▶ _Task description_:
How many lines in the entries below contain the string "start"? Reply with the number only.

*** Information given ***

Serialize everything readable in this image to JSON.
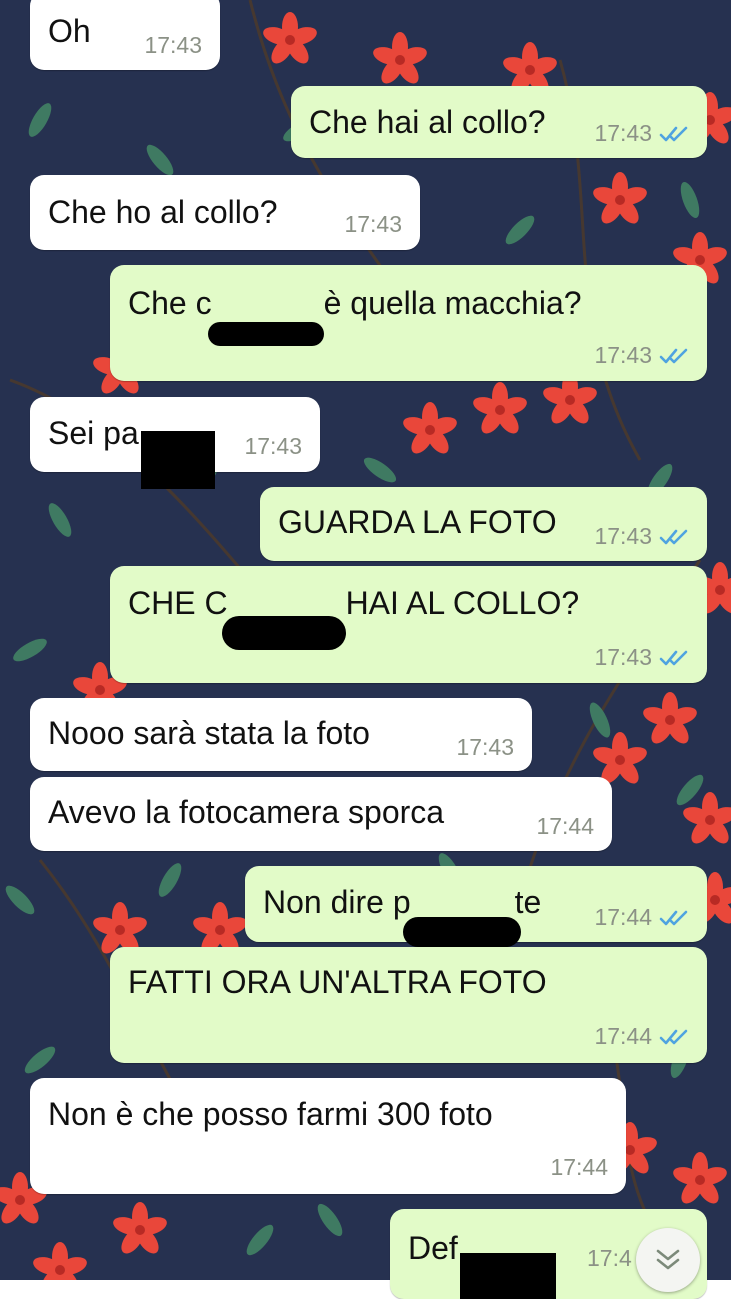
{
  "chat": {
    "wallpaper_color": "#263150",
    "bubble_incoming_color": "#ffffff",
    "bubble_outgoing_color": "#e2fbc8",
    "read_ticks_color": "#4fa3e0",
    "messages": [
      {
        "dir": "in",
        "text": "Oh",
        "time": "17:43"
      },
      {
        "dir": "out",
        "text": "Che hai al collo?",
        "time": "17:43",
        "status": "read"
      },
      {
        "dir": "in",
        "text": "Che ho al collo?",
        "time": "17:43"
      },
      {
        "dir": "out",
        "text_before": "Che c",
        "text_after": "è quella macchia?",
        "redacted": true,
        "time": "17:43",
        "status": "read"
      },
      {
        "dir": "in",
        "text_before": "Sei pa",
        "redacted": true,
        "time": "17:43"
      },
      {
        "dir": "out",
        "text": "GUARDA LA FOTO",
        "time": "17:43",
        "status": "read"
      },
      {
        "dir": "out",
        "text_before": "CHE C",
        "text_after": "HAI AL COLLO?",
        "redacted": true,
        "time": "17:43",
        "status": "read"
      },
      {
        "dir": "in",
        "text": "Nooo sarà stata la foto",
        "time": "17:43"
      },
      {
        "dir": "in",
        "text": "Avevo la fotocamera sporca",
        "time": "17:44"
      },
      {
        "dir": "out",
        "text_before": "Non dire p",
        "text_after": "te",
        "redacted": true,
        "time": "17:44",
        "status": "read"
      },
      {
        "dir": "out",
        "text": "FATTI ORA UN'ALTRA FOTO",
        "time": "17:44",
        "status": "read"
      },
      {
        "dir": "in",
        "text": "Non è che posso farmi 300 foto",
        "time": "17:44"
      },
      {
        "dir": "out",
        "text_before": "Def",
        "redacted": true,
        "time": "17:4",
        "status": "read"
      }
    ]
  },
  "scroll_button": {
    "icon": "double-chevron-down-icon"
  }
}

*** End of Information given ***
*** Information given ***

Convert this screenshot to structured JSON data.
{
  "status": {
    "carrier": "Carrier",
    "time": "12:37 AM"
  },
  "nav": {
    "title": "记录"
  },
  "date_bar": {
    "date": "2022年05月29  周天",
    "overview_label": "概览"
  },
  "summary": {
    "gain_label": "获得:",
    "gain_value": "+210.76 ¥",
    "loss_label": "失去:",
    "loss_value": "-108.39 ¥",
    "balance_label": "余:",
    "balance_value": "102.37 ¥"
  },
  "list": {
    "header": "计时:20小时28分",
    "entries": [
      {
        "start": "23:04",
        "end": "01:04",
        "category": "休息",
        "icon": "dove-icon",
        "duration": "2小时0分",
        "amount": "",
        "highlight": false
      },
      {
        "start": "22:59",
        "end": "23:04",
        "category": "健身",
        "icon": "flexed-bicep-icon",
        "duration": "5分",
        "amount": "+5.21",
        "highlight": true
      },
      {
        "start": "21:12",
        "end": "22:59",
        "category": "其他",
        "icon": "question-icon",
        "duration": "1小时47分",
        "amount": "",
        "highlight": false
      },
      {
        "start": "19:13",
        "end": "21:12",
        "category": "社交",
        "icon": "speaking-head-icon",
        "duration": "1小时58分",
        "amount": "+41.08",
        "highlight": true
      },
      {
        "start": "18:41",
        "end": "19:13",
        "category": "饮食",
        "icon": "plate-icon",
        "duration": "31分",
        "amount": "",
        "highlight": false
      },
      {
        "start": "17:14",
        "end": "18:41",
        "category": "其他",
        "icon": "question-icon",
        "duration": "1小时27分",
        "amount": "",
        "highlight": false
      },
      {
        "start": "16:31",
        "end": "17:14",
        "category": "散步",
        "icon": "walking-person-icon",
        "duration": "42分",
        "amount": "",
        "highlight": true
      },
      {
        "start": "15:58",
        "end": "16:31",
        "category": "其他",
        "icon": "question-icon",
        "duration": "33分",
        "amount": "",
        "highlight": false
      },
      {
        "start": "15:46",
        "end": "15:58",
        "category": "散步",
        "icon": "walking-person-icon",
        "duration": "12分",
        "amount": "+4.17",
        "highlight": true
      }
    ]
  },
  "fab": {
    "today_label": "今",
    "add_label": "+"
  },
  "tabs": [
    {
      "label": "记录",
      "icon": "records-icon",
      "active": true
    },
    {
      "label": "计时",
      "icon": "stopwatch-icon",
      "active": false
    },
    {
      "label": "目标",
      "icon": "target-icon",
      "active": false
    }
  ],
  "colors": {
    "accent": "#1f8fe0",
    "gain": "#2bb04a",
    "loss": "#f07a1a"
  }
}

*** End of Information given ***

▶ _Reply to the exercise_:
9